History of the Lottery


A lottery is a game of chance in which a person pays a small amount of money in order to have a chance of winning a prize. The process consists of purchasing a ticket and then selecting numbers to try and win the prize. Traditionally, the lottery has been run by state or city governments. However, in recent years, some newer games such as video poker and keno have been introduced. Lotteries have been criticized for their negative effects on poor people, including compulsive gamblers.

Historically, the first recorded public lotterie was held in Bruges, Belgium, in 1466. This was to raise funds for the town’s fortifications. It was also thought to be the first recorded lottery with a prize.

The Roman Empire had a tradition of holding lottery draws. During the Saturnalian revels, wealthy noblemen were known to distribute prizes, such as fancy dinnerware, to the guests. In the 16th century, a lottery was held for the Virginia Company of London, which supported the settlement of America at Jamestown.

By the early 17th century, many towns in Europe were conducting public lotteries. These lotteries would usually raise money for town fortifications and public works. Some of these lotteries were tolerated by the public, while others were banned.

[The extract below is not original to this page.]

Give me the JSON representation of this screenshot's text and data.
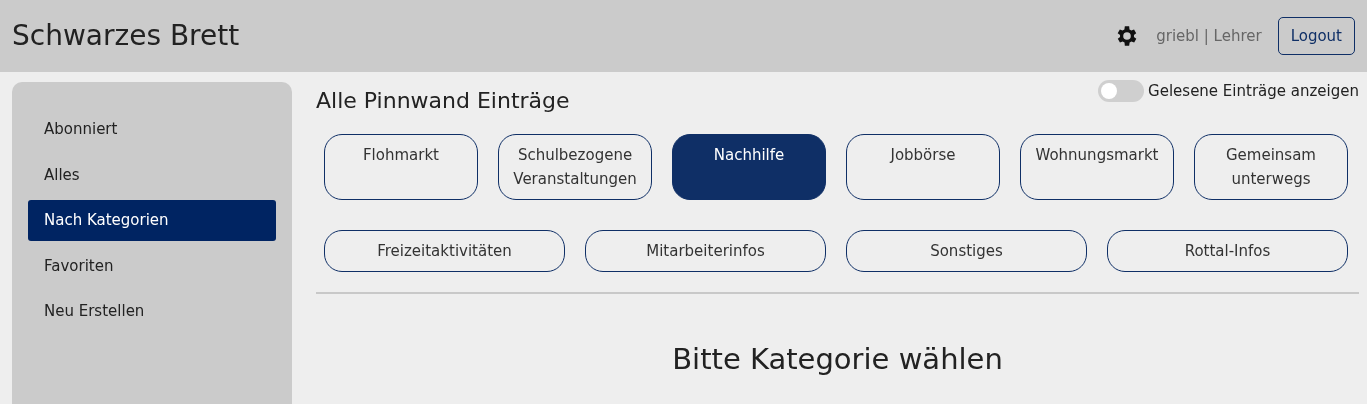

The first known European lottery was the Loterie Royale, which was organized by King Francis I of France. It was authorized by an edict of Chateaurenard. Originally, tickets were expensive. Ticket holders were assured that they would win something. But this promise was not always fulfilled.

A few decades later, the lottery was deemed a regressive way to spend taxpayer money. Several states enacted laws against lottery operations. Many state lotteries have survived, even though their financial status has deteriorated. One notable exception is the Louisiana lottery, which was established in 1776 and operated nationally until 1970. Despite its shortcomings, the lottery has continued to serve as a means of raising funds for public projects.

The most popular lottery is a “50-50” draw, where you choose numbers and hope for the best. These tickets are often purchased at convenience stores and other retail locations. You may be required to make a deposit before you purchase the ticket. When you win, you receive a check or some other type of payment. Most lottery jackpots are awarded over a period of about 20 years.

The modern era of state-run lotteries began in New Hampshire in 1964. Other states followed suit. Today, there are 37 states that operate lottery systems. There are three different kinds of lotteries, with each being used for a different purpose. Typically, the proceeds from a lottery can be spent on good causes such as veterans’ programs, park services, and education.

Regardless of the reason for a lottery, the popularity of lotteries has shown no sign of abating. In fact, most of the time, revenues from lotteries have increased after the initial introduction. Although the revenue of traditional lotteries has plateaued, many of the latest games have expanded the format.